■ **ACTIVITY**
Every word of the listing should be reproduced without alteration.

■ **MATERIAL FOR THE TASK**

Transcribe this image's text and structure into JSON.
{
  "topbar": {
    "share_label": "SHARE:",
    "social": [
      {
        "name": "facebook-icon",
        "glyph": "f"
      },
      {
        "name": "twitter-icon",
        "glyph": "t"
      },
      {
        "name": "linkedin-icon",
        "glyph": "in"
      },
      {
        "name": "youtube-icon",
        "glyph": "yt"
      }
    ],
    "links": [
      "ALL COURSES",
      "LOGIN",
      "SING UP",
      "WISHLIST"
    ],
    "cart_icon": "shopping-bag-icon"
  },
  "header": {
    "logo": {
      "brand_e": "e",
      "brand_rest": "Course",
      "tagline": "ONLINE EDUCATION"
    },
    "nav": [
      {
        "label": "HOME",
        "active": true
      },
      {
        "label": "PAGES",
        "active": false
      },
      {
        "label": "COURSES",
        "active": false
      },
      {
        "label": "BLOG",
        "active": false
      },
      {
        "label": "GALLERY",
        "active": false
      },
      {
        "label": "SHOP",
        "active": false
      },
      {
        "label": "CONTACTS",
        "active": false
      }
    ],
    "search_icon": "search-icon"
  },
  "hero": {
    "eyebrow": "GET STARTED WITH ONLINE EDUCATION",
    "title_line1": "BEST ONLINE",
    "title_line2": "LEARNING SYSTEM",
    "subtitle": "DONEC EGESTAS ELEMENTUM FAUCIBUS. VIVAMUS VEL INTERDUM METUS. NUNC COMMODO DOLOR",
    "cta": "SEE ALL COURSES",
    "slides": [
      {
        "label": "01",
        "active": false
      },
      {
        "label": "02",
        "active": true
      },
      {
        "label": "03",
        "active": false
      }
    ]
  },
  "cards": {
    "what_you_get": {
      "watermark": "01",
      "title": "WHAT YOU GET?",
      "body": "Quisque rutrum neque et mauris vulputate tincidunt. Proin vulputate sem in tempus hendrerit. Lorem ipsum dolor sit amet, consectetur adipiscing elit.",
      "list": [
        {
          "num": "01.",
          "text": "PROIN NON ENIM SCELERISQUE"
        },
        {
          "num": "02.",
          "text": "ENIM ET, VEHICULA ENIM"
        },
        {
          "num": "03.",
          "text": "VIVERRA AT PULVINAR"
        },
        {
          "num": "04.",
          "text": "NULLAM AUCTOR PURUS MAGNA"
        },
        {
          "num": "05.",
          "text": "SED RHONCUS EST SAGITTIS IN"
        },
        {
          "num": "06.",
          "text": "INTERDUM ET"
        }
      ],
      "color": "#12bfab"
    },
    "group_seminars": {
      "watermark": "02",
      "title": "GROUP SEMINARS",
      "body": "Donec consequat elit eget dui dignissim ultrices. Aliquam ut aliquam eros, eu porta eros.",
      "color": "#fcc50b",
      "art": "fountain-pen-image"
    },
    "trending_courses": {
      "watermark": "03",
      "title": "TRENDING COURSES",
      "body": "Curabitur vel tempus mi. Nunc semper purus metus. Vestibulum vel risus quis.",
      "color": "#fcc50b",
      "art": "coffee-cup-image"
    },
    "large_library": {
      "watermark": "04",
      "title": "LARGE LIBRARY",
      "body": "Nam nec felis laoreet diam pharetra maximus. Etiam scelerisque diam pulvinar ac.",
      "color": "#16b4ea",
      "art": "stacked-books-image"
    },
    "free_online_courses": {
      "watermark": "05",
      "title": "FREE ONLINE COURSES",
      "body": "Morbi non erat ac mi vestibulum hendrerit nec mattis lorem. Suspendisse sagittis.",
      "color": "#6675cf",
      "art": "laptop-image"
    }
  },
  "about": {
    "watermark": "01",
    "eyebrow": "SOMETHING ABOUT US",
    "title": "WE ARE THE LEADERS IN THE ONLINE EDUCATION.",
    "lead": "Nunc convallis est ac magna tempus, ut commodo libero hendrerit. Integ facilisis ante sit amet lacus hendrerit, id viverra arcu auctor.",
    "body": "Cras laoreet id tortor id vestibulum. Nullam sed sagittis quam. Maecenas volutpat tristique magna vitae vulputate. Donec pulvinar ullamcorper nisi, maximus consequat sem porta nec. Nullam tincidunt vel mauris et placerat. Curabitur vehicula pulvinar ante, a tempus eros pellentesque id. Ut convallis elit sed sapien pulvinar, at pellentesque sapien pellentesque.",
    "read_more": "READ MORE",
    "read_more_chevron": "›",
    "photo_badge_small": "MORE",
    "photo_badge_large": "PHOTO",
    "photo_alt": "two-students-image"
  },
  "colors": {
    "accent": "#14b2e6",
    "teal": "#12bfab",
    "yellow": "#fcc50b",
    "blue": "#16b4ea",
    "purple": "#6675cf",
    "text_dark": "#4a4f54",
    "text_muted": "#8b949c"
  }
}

■ **REPLY**
Transcribe this image's text and structure into JSON.
{
  "topbar": {
    "share_label": "SHARE:",
    "social": [
      {
        "name": "facebook-icon",
        "glyph": "f"
      },
      {
        "name": "twitter-icon",
        "glyph": "t"
      },
      {
        "name": "linkedin-icon",
        "glyph": "in"
      },
      {
        "name": "youtube-icon",
        "glyph": "yt"
      }
    ],
    "links": [
      "ALL COURSES",
      "LOGIN",
      "SING UP",
      "WISHLIST"
    ],
    "cart_icon": "shopping-bag-icon"
  },
  "header": {
    "logo": {
      "brand_e": "e",
      "brand_rest": "Course",
      "tagline": "ONLINE EDUCATION"
    },
    "nav": [
      {
        "label": "HOME",
        "active": true
      },
      {
        "label": "PAGES",
        "active": false
      },
      {
        "label": "COURSES",
        "active": false
      },
      {
        "label": "BLOG",
        "active": false
      },
      {
        "label": "GALLERY",
        "active": false
      },
      {
        "label": "SHOP",
        "active": false
      },
      {
        "label": "CONTACTS",
        "active": false
      }
    ],
    "search_icon": "search-icon"
  },
  "hero": {
    "eyebrow": "GET STARTED WITH ONLINE EDUCATION",
    "title_line1": "BEST ONLINE",
    "title_line2": "LEARNING SYSTEM",
    "subtitle": "DONEC EGESTAS ELEMENTUM FAUCIBUS. VIVAMUS VEL INTERDUM METUS. NUNC COMMODO DOLOR",
    "cta": "SEE ALL COURSES",
    "slides": [
      {
        "label": "01",
        "active": false
      },
      {
        "label": "02",
        "active": true
      },
      {
        "label": "03",
        "active": false
      }
    ]
  },
  "cards": {
    "what_you_get": {
      "watermark": "01",
      "title": "WHAT YOU GET?",
      "body": "Quisque rutrum neque et mauris vulputate tincidunt. Proin vulputate sem in tempus hendrerit. Lorem ipsum dolor sit amet, consectetur adipiscing elit.",
      "list": [
        {
          "num": "01.",
          "text": "PROIN NON ENIM SCELERISQUE"
        },
        {
          "num": "02.",
          "text": "ENIM ET, VEHICULA ENIM"
        },
        {
          "num": "03.",
          "text": "VIVERRA AT PULVINAR"
        },
        {
          "num": "04.",
          "text": "NULLAM AUCTOR PURUS MAGNA"
        },
        {
          "num": "05.",
          "text": "SED RHONCUS EST SAGITTIS IN"
        },
        {
          "num": "06.",
          "text": "INTERDUM ET"
        }
      ],
      "color": "#12bfab"
    },
    "group_seminars": {
      "watermark": "02",
      "title": "GROUP SEMINARS",
      "body": "Donec consequat elit eget dui dignissim ultrices. Aliquam ut aliquam eros, eu porta eros.",
      "color": "#fcc50b",
      "art": "fountain-pen-image"
    },
    "trending_courses": {
      "watermark": "03",
      "title": "TRENDING COURSES",
      "body": "Curabitur vel tempus mi. Nunc semper purus metus. Vestibulum vel risus quis.",
      "color": "#fcc50b",
      "art": "coffee-cup-image"
    },
    "large_library": {
      "watermark": "04",
      "title": "LARGE LIBRARY",
      "body": "Nam nec felis laoreet diam pharetra maximus. Etiam scelerisque diam pulvinar ac.",
      "color": "#16b4ea",
      "art": "stacked-books-image"
    },
    "free_online_courses": {
      "watermark": "05",
      "title": "FREE ONLINE COURSES",
      "body": "Morbi non erat ac mi vestibulum hendrerit nec mattis lorem. Suspendisse sagittis.",
      "color": "#6675cf",
      "art": "laptop-image"
    }
  },
  "about": {
    "watermark": "01",
    "eyebrow": "SOMETHING ABOUT US",
    "title": "WE ARE THE LEADERS IN THE ONLINE EDUCATION.",
    "lead": "Nunc convallis est ac magna tempus, ut commodo libero hendrerit. Integ facilisis ante sit amet lacus hendrerit, id viverra arcu auctor.",
    "body": "Cras laoreet id tortor id vestibulum. Nullam sed sagittis quam. Maecenas volutpat tristique magna vitae vulputate. Donec pulvinar ullamcorper nisi, maximus consequat sem porta nec. Nullam tincidunt vel mauris et placerat. Curabitur vehicula pulvinar ante, a tempus eros pellentesque id. Ut convallis elit sed sapien pulvinar, at pellentesque sapien pellentesque.",
    "read_more": "READ MORE",
    "read_more_chevron": "›",
    "photo_badge_small": "MORE",
    "photo_badge_large": "PHOTO",
    "photo_alt": "two-students-image"
  },
  "colors": {
    "accent": "#14b2e6",
    "teal": "#12bfab",
    "yellow": "#fcc50b",
    "blue": "#16b4ea",
    "purple": "#6675cf",
    "text_dark": "#4a4f54",
    "text_muted": "#8b949c"
  }
}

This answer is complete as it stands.